How exactly do single-celled organisms interact with their environment, and what evidence of these activities do they leave in the geologic record? Geobiologists approach such questions both from the standpoint of experimental biochemistry, and from observational geochemistry. What specific molecules allow bacteria to breathe arsenate, or respire methane? What biomarker or isotopic signals do they leave behind that might identify them? What exactly do these molecular fossils tell us about how ancient organisms lived? Recent examples of some projects in this area include:

  • Identifying the distribution and cellular function of 2-methylhopanoids, a class of sterol-like molecules that can be found in rocks more than a billion years old.
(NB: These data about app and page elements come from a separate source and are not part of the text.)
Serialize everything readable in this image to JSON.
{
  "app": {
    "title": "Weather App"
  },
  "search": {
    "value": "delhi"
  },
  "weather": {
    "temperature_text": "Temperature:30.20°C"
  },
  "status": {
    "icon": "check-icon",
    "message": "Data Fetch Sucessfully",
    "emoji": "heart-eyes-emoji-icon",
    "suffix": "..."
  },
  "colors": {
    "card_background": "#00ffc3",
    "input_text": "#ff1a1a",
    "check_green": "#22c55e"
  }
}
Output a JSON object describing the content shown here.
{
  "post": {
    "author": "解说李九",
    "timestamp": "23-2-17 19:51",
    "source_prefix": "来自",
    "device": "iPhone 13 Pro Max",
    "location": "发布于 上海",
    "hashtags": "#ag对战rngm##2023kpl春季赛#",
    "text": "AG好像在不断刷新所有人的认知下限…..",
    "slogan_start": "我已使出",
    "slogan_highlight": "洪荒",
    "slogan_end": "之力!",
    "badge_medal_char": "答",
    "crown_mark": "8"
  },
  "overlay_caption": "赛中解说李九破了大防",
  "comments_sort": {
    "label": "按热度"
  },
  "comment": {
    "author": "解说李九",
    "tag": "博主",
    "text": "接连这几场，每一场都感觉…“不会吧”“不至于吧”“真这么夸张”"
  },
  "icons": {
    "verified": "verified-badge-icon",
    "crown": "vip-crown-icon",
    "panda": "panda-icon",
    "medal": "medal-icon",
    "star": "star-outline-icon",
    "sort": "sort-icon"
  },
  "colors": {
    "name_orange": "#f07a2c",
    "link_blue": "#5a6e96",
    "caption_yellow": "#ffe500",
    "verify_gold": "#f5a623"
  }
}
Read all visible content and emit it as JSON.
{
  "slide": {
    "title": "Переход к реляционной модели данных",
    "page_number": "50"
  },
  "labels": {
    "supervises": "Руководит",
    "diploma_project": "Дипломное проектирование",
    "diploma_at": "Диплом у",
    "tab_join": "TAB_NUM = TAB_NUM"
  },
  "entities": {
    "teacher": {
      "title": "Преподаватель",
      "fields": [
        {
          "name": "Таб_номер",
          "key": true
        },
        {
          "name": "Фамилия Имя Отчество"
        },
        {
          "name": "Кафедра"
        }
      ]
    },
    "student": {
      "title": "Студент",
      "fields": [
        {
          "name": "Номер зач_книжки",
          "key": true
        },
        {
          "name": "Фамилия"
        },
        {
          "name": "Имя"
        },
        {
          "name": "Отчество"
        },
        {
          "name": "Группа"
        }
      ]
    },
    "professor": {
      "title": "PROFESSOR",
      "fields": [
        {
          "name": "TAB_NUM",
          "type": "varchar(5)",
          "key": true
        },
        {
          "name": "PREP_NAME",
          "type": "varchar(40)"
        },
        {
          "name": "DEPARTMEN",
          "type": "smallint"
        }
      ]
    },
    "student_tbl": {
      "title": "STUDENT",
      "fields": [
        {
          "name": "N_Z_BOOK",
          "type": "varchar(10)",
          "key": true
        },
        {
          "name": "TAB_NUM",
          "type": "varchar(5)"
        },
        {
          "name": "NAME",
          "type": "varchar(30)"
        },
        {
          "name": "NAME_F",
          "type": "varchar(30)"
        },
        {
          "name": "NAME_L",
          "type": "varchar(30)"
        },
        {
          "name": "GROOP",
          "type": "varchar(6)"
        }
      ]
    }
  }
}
What do these molecules tell us about ancient life? (Newman, Sessions)
  • Showing that magnetic biominerals – tiny magnets precipitated inside of bacteria – can be preserved in sediments and rocks, and give us clues about ancient life. (Kirschvink)
  • Identification of hydrogen isotope signals that allow us to distinguish between heterotrophic and autotrophic microbes (Sessions, Leadbetter)